• Exercise details
Copy every line that holds the string "JSON" from the data below.

Records shown Start Marker

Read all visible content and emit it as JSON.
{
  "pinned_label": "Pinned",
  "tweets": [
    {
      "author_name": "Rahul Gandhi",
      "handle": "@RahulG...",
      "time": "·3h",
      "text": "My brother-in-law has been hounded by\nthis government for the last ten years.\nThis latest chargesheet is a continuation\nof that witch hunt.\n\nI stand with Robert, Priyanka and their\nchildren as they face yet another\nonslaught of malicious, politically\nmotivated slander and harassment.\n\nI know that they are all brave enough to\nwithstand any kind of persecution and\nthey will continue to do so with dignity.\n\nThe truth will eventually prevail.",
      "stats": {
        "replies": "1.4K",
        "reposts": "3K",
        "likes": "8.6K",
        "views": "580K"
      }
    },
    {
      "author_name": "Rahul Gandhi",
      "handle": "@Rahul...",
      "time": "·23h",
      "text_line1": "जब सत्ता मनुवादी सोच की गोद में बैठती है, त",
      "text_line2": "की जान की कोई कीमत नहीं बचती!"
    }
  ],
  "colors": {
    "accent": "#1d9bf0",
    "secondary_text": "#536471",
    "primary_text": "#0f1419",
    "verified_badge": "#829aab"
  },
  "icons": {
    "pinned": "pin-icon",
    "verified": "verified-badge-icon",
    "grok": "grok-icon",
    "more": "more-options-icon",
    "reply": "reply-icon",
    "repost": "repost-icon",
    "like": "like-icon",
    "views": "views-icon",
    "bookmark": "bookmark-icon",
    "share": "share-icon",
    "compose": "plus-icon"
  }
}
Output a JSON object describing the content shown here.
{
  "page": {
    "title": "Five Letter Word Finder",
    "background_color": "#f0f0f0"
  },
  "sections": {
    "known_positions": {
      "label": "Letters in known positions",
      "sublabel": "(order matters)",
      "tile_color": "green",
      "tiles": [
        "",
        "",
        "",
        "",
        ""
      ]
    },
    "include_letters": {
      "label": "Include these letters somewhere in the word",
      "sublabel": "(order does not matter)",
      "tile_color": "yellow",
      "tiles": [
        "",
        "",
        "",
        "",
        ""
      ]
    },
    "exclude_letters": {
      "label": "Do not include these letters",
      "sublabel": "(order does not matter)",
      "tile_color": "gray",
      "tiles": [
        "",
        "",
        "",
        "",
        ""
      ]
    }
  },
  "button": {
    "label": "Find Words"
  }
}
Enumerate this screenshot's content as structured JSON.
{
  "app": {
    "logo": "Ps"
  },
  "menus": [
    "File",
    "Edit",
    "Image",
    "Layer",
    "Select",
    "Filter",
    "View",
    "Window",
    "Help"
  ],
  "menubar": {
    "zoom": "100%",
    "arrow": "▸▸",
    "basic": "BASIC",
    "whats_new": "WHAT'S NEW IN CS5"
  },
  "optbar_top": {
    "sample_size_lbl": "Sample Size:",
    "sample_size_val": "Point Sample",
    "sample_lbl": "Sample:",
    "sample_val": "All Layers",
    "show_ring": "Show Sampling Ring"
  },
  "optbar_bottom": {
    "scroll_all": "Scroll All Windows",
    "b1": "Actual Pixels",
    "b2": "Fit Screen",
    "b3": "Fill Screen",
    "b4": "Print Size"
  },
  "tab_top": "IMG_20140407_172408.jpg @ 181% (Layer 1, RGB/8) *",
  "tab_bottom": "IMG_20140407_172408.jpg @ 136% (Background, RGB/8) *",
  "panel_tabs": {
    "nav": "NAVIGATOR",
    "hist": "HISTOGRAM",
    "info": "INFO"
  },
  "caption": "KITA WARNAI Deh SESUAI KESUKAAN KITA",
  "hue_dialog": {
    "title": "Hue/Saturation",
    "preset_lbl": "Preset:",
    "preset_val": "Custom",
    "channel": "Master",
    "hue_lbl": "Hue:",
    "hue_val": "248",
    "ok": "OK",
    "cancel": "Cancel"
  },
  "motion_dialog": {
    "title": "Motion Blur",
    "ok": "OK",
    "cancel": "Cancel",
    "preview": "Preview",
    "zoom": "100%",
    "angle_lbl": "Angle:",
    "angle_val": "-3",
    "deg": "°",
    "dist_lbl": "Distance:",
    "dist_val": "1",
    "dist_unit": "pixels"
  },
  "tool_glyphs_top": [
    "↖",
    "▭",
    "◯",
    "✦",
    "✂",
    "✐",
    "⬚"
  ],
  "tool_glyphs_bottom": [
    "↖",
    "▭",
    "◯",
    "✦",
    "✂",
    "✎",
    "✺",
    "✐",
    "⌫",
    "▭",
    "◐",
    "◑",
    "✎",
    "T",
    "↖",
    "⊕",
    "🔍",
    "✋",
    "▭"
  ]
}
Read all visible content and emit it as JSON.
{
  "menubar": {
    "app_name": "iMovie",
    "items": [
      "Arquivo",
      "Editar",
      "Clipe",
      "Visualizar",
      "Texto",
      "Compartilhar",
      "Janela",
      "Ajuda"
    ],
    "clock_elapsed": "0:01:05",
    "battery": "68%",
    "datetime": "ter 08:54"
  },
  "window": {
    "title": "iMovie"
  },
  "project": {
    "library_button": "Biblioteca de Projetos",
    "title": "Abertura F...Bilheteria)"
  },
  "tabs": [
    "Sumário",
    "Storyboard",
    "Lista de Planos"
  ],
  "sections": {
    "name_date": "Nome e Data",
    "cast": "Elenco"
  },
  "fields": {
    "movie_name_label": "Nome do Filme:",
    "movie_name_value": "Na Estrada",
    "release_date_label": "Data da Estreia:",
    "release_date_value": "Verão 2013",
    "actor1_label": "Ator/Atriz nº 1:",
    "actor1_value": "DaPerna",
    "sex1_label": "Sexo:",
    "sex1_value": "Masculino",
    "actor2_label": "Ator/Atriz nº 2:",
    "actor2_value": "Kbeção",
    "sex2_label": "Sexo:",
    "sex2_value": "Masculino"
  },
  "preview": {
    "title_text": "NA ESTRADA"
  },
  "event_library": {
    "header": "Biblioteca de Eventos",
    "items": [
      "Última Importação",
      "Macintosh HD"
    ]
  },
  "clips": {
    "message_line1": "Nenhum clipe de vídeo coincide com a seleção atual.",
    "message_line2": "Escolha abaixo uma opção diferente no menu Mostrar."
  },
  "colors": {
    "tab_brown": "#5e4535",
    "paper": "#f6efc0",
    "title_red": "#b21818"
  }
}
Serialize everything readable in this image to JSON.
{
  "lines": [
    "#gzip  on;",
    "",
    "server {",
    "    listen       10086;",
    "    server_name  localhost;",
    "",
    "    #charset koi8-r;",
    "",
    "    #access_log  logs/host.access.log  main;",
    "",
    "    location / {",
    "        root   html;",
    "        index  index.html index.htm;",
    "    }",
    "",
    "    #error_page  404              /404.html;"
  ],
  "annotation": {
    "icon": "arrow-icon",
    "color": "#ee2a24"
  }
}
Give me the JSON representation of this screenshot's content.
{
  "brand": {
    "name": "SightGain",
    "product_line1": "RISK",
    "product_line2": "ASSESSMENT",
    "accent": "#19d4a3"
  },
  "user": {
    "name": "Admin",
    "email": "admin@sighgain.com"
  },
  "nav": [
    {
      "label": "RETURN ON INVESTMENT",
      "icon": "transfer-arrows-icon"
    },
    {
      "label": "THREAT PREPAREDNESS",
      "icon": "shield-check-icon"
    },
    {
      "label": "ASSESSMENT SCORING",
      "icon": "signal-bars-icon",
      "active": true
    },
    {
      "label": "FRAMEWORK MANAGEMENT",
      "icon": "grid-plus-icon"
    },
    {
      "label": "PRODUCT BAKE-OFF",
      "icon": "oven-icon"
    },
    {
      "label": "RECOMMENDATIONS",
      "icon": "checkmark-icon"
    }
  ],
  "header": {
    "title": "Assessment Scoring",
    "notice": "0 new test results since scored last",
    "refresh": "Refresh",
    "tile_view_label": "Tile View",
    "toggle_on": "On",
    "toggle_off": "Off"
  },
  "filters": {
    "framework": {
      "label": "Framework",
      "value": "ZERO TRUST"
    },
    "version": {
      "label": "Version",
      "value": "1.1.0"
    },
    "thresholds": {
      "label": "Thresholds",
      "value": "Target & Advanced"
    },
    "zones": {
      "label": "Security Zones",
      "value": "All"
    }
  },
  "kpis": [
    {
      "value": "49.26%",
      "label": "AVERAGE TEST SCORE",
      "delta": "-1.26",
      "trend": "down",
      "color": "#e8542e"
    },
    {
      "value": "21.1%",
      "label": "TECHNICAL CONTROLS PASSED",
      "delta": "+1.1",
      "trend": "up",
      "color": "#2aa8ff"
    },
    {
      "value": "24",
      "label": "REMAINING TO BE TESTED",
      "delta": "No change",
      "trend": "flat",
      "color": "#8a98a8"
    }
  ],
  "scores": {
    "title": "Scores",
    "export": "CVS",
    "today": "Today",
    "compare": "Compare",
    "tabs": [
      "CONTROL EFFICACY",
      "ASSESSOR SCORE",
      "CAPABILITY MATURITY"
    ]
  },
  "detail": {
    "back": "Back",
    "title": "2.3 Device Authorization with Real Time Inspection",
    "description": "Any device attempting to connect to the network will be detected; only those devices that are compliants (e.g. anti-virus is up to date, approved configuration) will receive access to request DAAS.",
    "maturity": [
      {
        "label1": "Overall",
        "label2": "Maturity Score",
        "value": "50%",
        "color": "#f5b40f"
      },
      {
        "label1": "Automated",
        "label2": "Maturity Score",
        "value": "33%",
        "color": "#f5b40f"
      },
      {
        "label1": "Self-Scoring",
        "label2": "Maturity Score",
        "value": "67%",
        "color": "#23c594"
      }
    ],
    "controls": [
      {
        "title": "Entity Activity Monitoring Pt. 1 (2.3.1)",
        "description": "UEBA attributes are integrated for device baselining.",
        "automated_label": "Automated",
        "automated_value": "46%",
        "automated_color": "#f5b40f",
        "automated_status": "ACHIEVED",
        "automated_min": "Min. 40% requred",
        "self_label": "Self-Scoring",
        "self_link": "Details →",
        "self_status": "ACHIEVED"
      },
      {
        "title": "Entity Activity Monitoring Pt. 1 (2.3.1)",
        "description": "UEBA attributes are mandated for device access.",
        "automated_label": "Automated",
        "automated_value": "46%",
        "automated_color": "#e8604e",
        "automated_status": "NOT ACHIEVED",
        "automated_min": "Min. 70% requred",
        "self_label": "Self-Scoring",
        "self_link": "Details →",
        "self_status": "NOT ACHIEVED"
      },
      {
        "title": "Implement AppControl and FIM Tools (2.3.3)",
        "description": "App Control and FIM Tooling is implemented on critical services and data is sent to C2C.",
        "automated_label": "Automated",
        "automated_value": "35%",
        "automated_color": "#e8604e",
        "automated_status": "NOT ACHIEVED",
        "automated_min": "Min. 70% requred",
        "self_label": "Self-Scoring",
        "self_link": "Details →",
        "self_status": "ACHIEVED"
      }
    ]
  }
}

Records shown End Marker

• Answer below
Read all visible content and emit it as JSON.
Output a JSON object describing the content shown here.
Enumerate this screenshot's content as structured JSON.
Read all visible content and emit it as JSON.
Serialize everything readable in this image to JSON.
Give me the JSON representation of this screenshot's content.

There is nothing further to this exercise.